“How should I know how ….

~ To allow the partners to keep drawing profits at the same level as 2007/8.

~ To cut the Gordian knot that binds the profession to its historical perspective.

~ To keep the partners motivated.

~ TO KEEP MY SANITY.

~ To keep the bank from losing its nerve.

~ To keep the staff motivated and on target (I dare not give the game away).

~ To understand which horses to back.

~ To know how Jackson/Ken Clarke will affect our PI/ClinNeg practice.”

These and many more unanswered questions will be running through the mind of many Managing Partners. It is a lonely job at the best of times but, right now, they will feel a complete sense of despondency in having to face up to so many issues, many of which do not evince of an answer.
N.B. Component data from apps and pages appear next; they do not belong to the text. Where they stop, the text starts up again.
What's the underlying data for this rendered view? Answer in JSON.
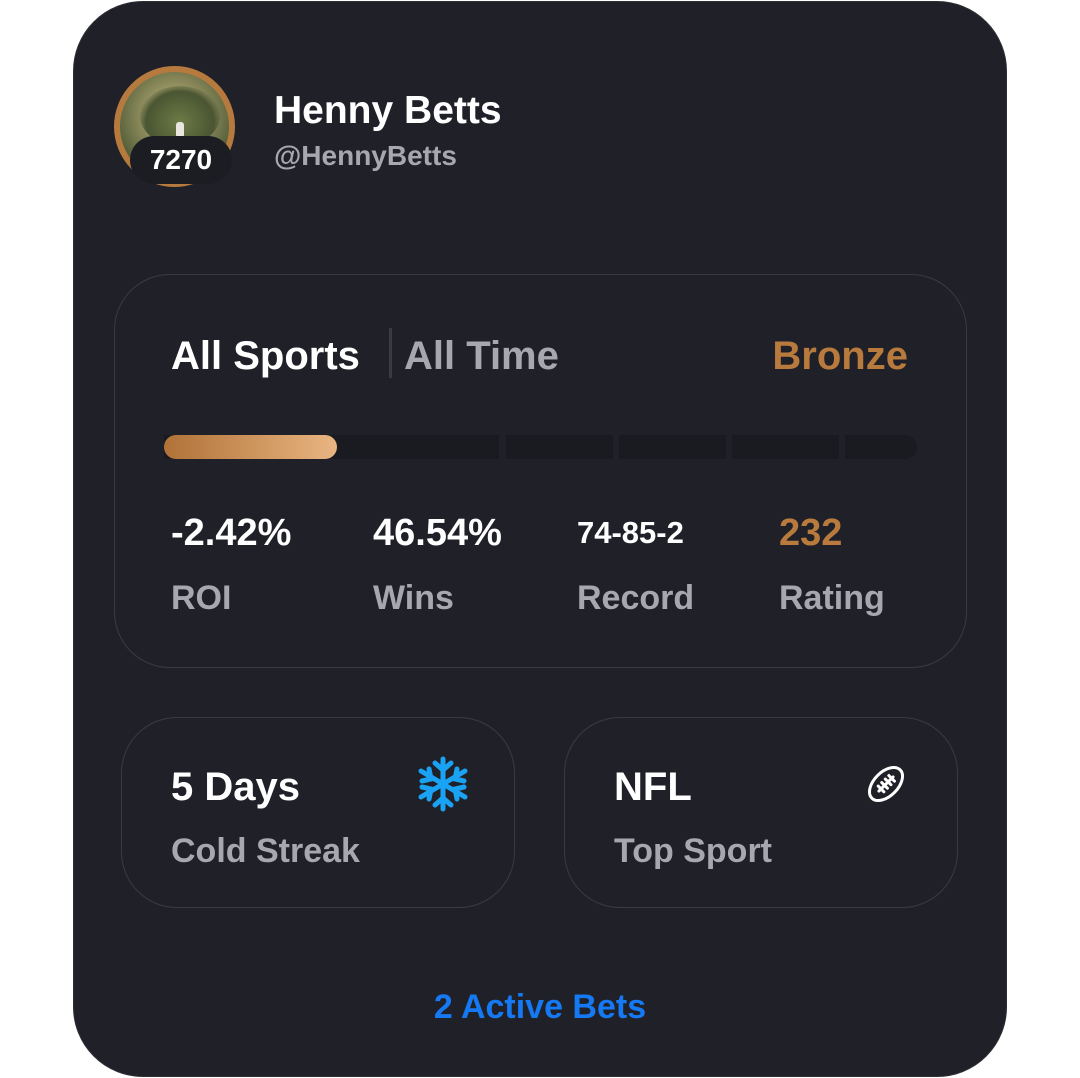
{
  "profile": {
    "name": "Henny Betts",
    "handle": "@HennyBetts",
    "badge_number": "7270"
  },
  "stats_panel": {
    "sport_filter": "All Sports",
    "time_filter": "All Time",
    "tier": "Bronze",
    "tier_progress": 0.23,
    "stats": [
      {
        "value": "-2.42%",
        "label": "ROI"
      },
      {
        "value": "46.54%",
        "label": "Wins"
      },
      {
        "value": "74-85-2",
        "label": "Record"
      },
      {
        "value": "232",
        "label": "Rating"
      }
    ]
  },
  "streak_card": {
    "value": "5 Days",
    "label": "Cold Streak",
    "icon": "snowflake-icon"
  },
  "top_sport_card": {
    "value": "NFL",
    "label": "Top Sport",
    "icon": "football-icon"
  },
  "footer": {
    "active_bets": "2 Active Bets"
  },
  "colors": {
    "card_bg": "#202128",
    "accent_bronze": "#b87a3d",
    "link_blue": "#1479f2",
    "snowflake_blue": "#1aa3f5",
    "muted_text": "#a7a8ae"
  }
}
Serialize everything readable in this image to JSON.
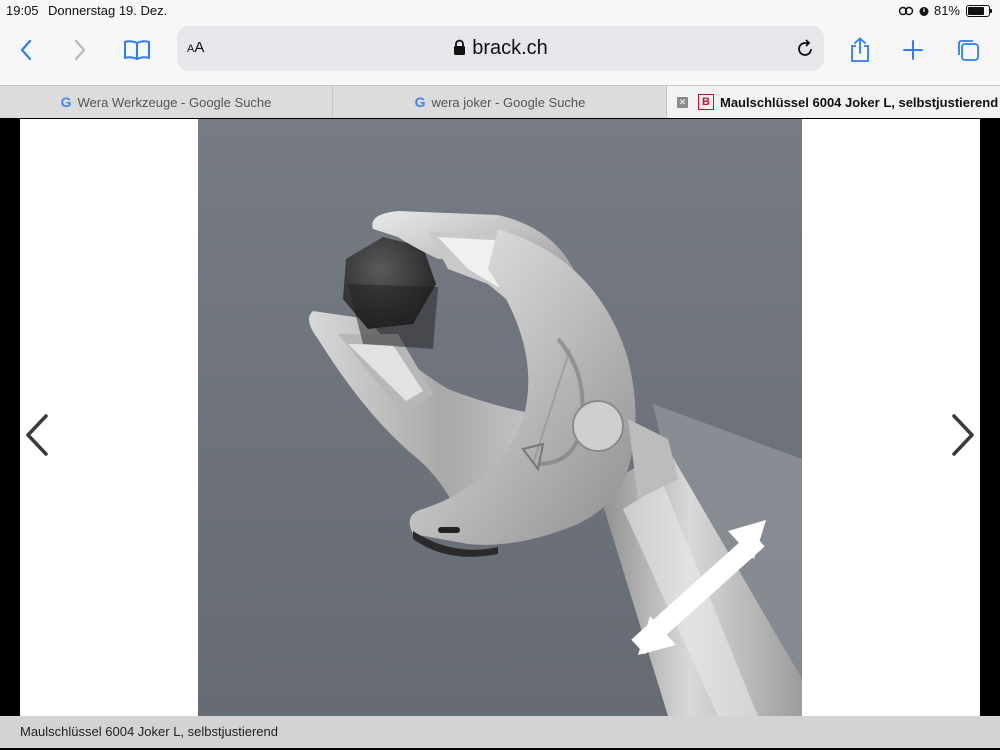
{
  "status_bar": {
    "time": "19:05",
    "date": "Donnerstag 19. Dez.",
    "battery_percent": "81%",
    "battery_level": 0.81
  },
  "toolbar": {
    "reader_label_small": "A",
    "reader_label_large": "A",
    "url": "brack.ch",
    "icons": [
      "back-icon",
      "forward-icon",
      "bookmarks-icon",
      "lock-icon",
      "reload-icon",
      "share-icon",
      "new-tab-icon",
      "tabs-icon"
    ]
  },
  "tabs": [
    {
      "label": "Wera Werkzeuge - Google Suche",
      "favicon": "G",
      "active": false
    },
    {
      "label": "wera joker - Google Suche",
      "favicon": "G",
      "active": false
    },
    {
      "label": "Maulschlüssel 6004 Joker L, selbstjustierend",
      "favicon": "B",
      "active": true
    }
  ],
  "gallery": {
    "image_subject": "self-adjusting open-end wrench",
    "prev_icon": "chevron-left-icon",
    "next_icon": "chevron-right-icon"
  },
  "caption": "Maulschlüssel 6004 Joker L, selbstjustierend",
  "colors": {
    "chrome_bg": "#f7f7f7",
    "address_bg": "#e6e6eb",
    "accent_blue": "#2f7cf6",
    "photo_bg": "#6b7079",
    "caption_bg": "#d3d3d3"
  }
}
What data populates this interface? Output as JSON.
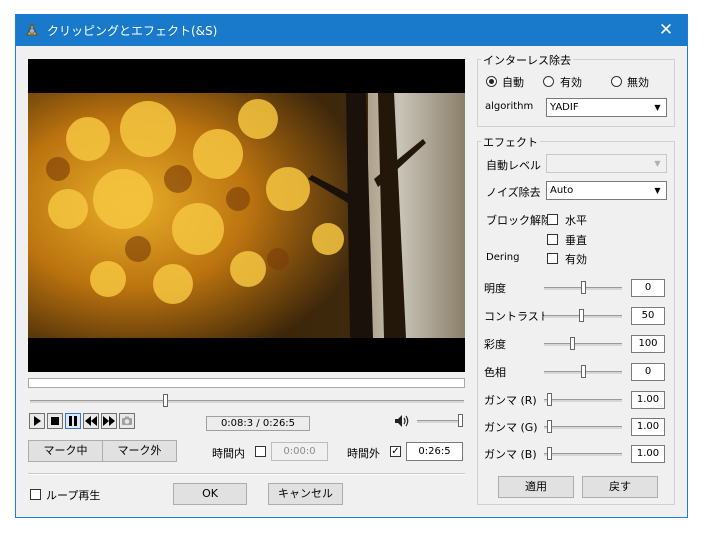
{
  "window": {
    "title": "クリッピングとエフェクト(&S)",
    "close": "✕"
  },
  "video": {
    "time_display": "0:08:3 / 0:26:5",
    "seek_progress": 0.31,
    "volume_level": 1.0
  },
  "mark": {
    "mark_in": "マーク中",
    "mark_out": "マーク外"
  },
  "time_in": {
    "label": "時間内",
    "checked": false,
    "value": "0:00:0"
  },
  "time_out": {
    "label": "時間外",
    "checked": true,
    "value": "0:26:5"
  },
  "loop": {
    "label": "ループ再生",
    "checked": false
  },
  "dialog": {
    "ok": "OK",
    "cancel": "キャンセル"
  },
  "deinterlace": {
    "group_label": "インターレス除去",
    "options": [
      "自動",
      "有効",
      "無効"
    ],
    "selected": "自動",
    "algorithm_label": "algorithm",
    "algorithm_value": "YADIF"
  },
  "effect": {
    "group_label": "エフェクト",
    "auto_level_label": "自動レベル",
    "auto_level_value": "",
    "noise_label": "ノイズ除去",
    "noise_value": "Auto",
    "deblock_label": "ブロック解除",
    "horizontal_label": "水平",
    "vertical_label": "垂直",
    "dering_label": "Dering",
    "dering_enable_label": "有効",
    "sliders": [
      {
        "label": "明度",
        "value": "0",
        "level": 0.5
      },
      {
        "label": "コントラスト",
        "value": "50",
        "level": 0.48
      },
      {
        "label": "彩度",
        "value": "100",
        "level": 0.35
      },
      {
        "label": "色相",
        "value": "0",
        "level": 0.5
      },
      {
        "label": "ガンマ (R)",
        "value": "1.00",
        "level": 0.04
      },
      {
        "label": "ガンマ (G)",
        "value": "1.00",
        "level": 0.04
      },
      {
        "label": "ガンマ (B)",
        "value": "1.00",
        "level": 0.04
      }
    ],
    "apply": "適用",
    "revert": "戻す"
  },
  "icons": {
    "play": "play-icon",
    "stop": "stop-icon",
    "pause": "pause-icon",
    "rewind": "rewind-icon",
    "forward": "fast-forward-icon",
    "snapshot": "camera-icon",
    "volume": "speaker-icon"
  }
}
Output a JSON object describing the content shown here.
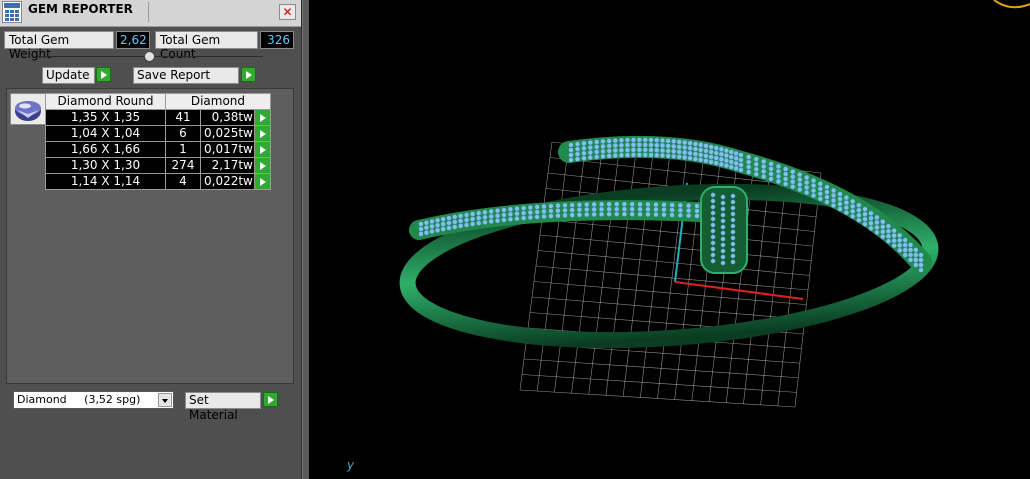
{
  "window": {
    "title": "GEM REPORTER",
    "close_symbol": "✕"
  },
  "stats": {
    "total_weight_label": "Total Gem Weight",
    "total_weight_value": "2,62",
    "total_count_label": "Total Gem Count",
    "total_count_value": "326"
  },
  "buttons": {
    "update": "Update",
    "save_report": "Save Report",
    "set_material": "Set Material"
  },
  "gem_table": {
    "headers": [
      "Diamond Round",
      "Diamond"
    ],
    "rows": [
      {
        "size": "1,35 X 1,35",
        "count": "41",
        "weight": "0,38tw"
      },
      {
        "size": "1,04 X 1,04",
        "count": "6",
        "weight": "0,025tw"
      },
      {
        "size": "1,66 X 1,66",
        "count": "1",
        "weight": "0,017tw"
      },
      {
        "size": "1,30 X 1,30",
        "count": "274",
        "weight": "2,17tw"
      },
      {
        "size": "1,14 X 1,14",
        "count": "4",
        "weight": "0,022tw"
      }
    ]
  },
  "material_select": {
    "selected": "Diamond     (3,52 spg)"
  },
  "viewport": {
    "axis_label": "y",
    "ring_color": "#1f8a4a",
    "gem_color": "#7fc2e6",
    "grid_color": "#ffffff",
    "x_axis_color": "#e02020",
    "y_axis_color": "#20b0c0"
  }
}
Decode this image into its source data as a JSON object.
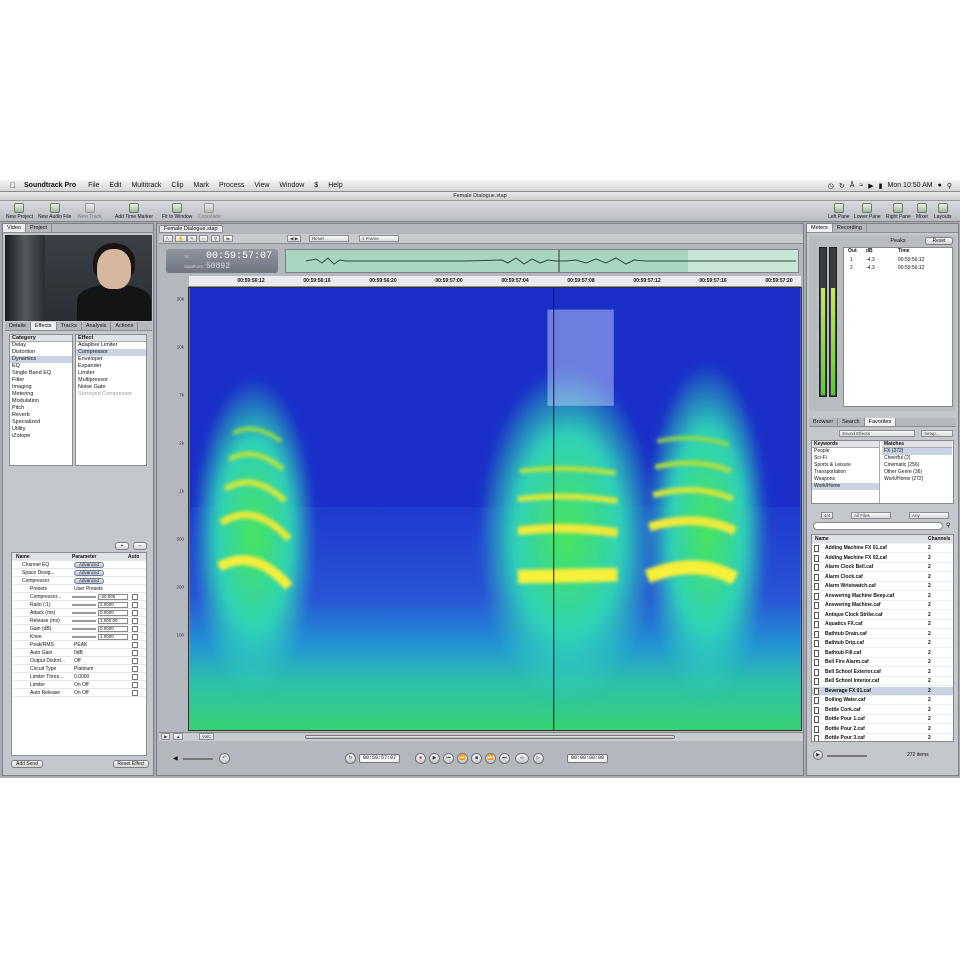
{
  "menubar": {
    "app_name": "Soundtrack Pro",
    "items": [
      "File",
      "Edit",
      "Multitrack",
      "Clip",
      "Mark",
      "Process",
      "View",
      "Window",
      "$",
      "Help"
    ],
    "clock": "Mon 10:50 AM"
  },
  "window_title": "Female Dialogue.stap",
  "toolbar": {
    "left": [
      "New Project",
      "New Audio File",
      "New Track",
      "Add Time Marker",
      "Fit to Window",
      "Crossfade"
    ],
    "right": [
      "Left Pane",
      "Lower Pane",
      "Right Pane",
      "Mixer",
      "Layouts"
    ]
  },
  "left_pane": {
    "top_tabs": [
      "Video",
      "Project"
    ],
    "fit_label": "Fit to Window",
    "sub_tabs": [
      "Details",
      "Effects",
      "Tracks",
      "Analysis",
      "Actions"
    ],
    "category_header": "Category",
    "categories": [
      "Delay",
      "Distortion",
      "Dynamics",
      "EQ",
      "Single Band EQ",
      "Filter",
      "Imaging",
      "Metering",
      "Modulation",
      "Pitch",
      "Reverb",
      "Specialized",
      "Utility",
      "iZotope"
    ],
    "selected_category": "Dynamics",
    "effect_header": "Effect",
    "effects": [
      "Adaptive Limiter",
      "Compressor",
      "Enveloper",
      "Expander",
      "Limiter",
      "Multipressor",
      "Noise Gate",
      "Surround Compressor"
    ],
    "selected_effect": "Compressor",
    "params_headers": {
      "name": "Name",
      "parameter": "Parameter",
      "auto": "Auto"
    },
    "effect_rows": [
      {
        "name": "Channel EQ",
        "parameter": "Advanced"
      },
      {
        "name": "Space Desig...",
        "parameter": "Advanced"
      },
      {
        "name": "Compressor",
        "parameter": "Advanced"
      }
    ],
    "presets_label": "Presets",
    "presets_value": "User Presets",
    "params": [
      {
        "name": "Compressor...",
        "value": "-20.000"
      },
      {
        "name": "Ratio (:1)",
        "value": "2.0000"
      },
      {
        "name": "Attack (ms)",
        "value": "0.0000"
      },
      {
        "name": "Release (ms)",
        "value": "1,000.00"
      },
      {
        "name": "Gain (dB)",
        "value": "0.0000"
      },
      {
        "name": "Knee",
        "value": "1.0000"
      },
      {
        "name": "Peak/RMS",
        "value": "PEAK"
      },
      {
        "name": "Auto Gain",
        "value": "0dB"
      },
      {
        "name": "Output Distort...",
        "value": "Off"
      },
      {
        "name": "Circuit Type",
        "value": "Platinum"
      },
      {
        "name": "Limiter Thres...",
        "value": "0.0000"
      },
      {
        "name": "Limiter",
        "value": "On  Off"
      },
      {
        "name": "Auto Release",
        "value": "On  Off"
      }
    ],
    "add_send": "Add Send",
    "reset_effect": "Reset Effect"
  },
  "editor": {
    "file_tab": "Female Dialogue.stap",
    "zoom_label": "1 Frame",
    "tool_label": "Reset",
    "timecode": "00:59:57:07",
    "samples": "50892",
    "timecode_label": "TC",
    "samples_label": "SAMPLES",
    "ruler": [
      "00:59:56:12",
      "00:59:56:16",
      "00:59:56:20",
      "00:59:57:00",
      "00:59:57:04",
      "00:59:57:08",
      "00:59:57:12",
      "00:59:57:16",
      "00:59:57:20"
    ],
    "freq_labels": [
      "20k",
      "10k",
      "7k",
      "2k",
      "1k",
      "500",
      "200",
      "100"
    ],
    "zoom_mode": "ValC",
    "transport_tc_start": "00:59:57:07",
    "transport_tc_len": "00:00:00:00"
  },
  "right_pane": {
    "tabs": [
      "Meters",
      "Recording"
    ],
    "peaks_title": "Peaks",
    "reset": "Reset",
    "peak_headers": [
      "Out",
      "dB",
      "Time"
    ],
    "peak_rows": [
      {
        "out": "1",
        "db": "-4.3",
        "time": "00:59:56:12"
      },
      {
        "out": "2",
        "db": "-4.3",
        "time": "00:59:56:12"
      }
    ],
    "meter_levels": [
      0.72,
      0.72
    ],
    "browser_tabs": [
      "Browser",
      "Search",
      "Favorites"
    ],
    "search_scope": "Sound Effects",
    "setup": "Setup...",
    "keywords_header": "Keywords",
    "keywords": [
      "People",
      "Sci-Fi",
      "Sports & Leisure",
      "Transportation",
      "Weapons",
      "Work/Home"
    ],
    "selected_keyword": "Work/Home",
    "matches_header": "Matches",
    "matches": [
      "FX (272)",
      "Cheerful (2)",
      "Cinematic (256)",
      "Other Genre (36)",
      "Work/Home (272)"
    ],
    "filter_count": "4/4",
    "filter_files": "All Files",
    "filter_any": "Any",
    "files_headers": {
      "name": "Name",
      "channels": "Channels"
    },
    "files": [
      {
        "name": "Adding Machine FX 01.caf",
        "ch": "2"
      },
      {
        "name": "Adding Machine FX 02.caf",
        "ch": "2"
      },
      {
        "name": "Alarm Clock Bell.caf",
        "ch": "2"
      },
      {
        "name": "Alarm Clock.caf",
        "ch": "2"
      },
      {
        "name": "Alarm Wristwatch.caf",
        "ch": "2"
      },
      {
        "name": "Answering Machine Beep.caf",
        "ch": "2"
      },
      {
        "name": "Answering Machine.caf",
        "ch": "2"
      },
      {
        "name": "Antique Clock Strike.caf",
        "ch": "2"
      },
      {
        "name": "Aquatics FX.caf",
        "ch": "2"
      },
      {
        "name": "Bathtub Drain.caf",
        "ch": "2"
      },
      {
        "name": "Bathtub Drip.caf",
        "ch": "2"
      },
      {
        "name": "Bathtub Fill.caf",
        "ch": "2"
      },
      {
        "name": "Bell Fire Alarm.caf",
        "ch": "2"
      },
      {
        "name": "Bell School Exterior.caf",
        "ch": "2"
      },
      {
        "name": "Bell School Interior.caf",
        "ch": "2"
      },
      {
        "name": "Beverage FX 01.caf",
        "ch": "2"
      },
      {
        "name": "Boiling Water.caf",
        "ch": "2"
      },
      {
        "name": "Bottle Cork.caf",
        "ch": "2"
      },
      {
        "name": "Bottle Pour 1.caf",
        "ch": "2"
      },
      {
        "name": "Bottle Pour 2.caf",
        "ch": "2"
      },
      {
        "name": "Bottle Pour 3.caf",
        "ch": "2"
      }
    ],
    "selected_file": "Beverage FX 01.caf",
    "items_count": "272 items"
  },
  "colors": {
    "spectrum_bg": "#1a2fc8",
    "spectrum_hot": "#f6f03a",
    "accent_sel": "#c9d3e3"
  }
}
No one likes failure but there will many partnerships who are staring into the abyss and many who will be teetering on the edge of disaster. I would not be surprised if you don’t see a few throw in the towel or get rapidly absorbed.

I have lived and worked through a number of recessions but this one is entirely different. We are so far down the rabbit hole that it will be many years before we can expect to see sustained growth, and I think for my generation it will manifestly affect the way we manage our financial position.

There is no simple answer to the woes of the profession. The best advice may simply be to keep the purse strings pulled shut and carry on as before. But I think that is far too conservative and a missed opportunity.

Right now those firms who have the mildest of entrepreneurial spirit should be focusing on what they really stand for. They need not become inward-looking but instead must identify their very best (service) features, continue to improve those and look for a big fat edge in the market. Sure they offer similar service lines to other firms but if they can get the right people to deliver the service in a way like no one else, then sooner or later they will see an upturn in their client retention, WOM referrals and new client wins. Clients, no matter how loyal, will want to know that if they are paying for a personalised, premium service that they will be treated as something other than a commodity.

This is not rocket science but it is amazing how many firms are not making any effort to differentiate their service offering.

If you are not convinced that this provides a way forward, then start spending more time developing your people. That doesn’t have to mean spending oodles on external training but just getting your partners to practice MBWA (Managing by Wandering About), which is still rock solid even though it was spoken about by Tom Peters as long ago as 1982.

And finally if that wasn’t enough, and no doubt the toughest proposition to embrace, is to get the partners to take a long hard look in the mirror and ask themselves, like any other business owner, should they be taking less out of the business and putting more effort into generating work. Too many partners have sought shelter behind their desks when they should be out meeting clients.

The legal profession still has a future but it won’t look anything like the here and now. It will be smaller, more specialist and lawyers will be doing more for less.

~ J.S. ~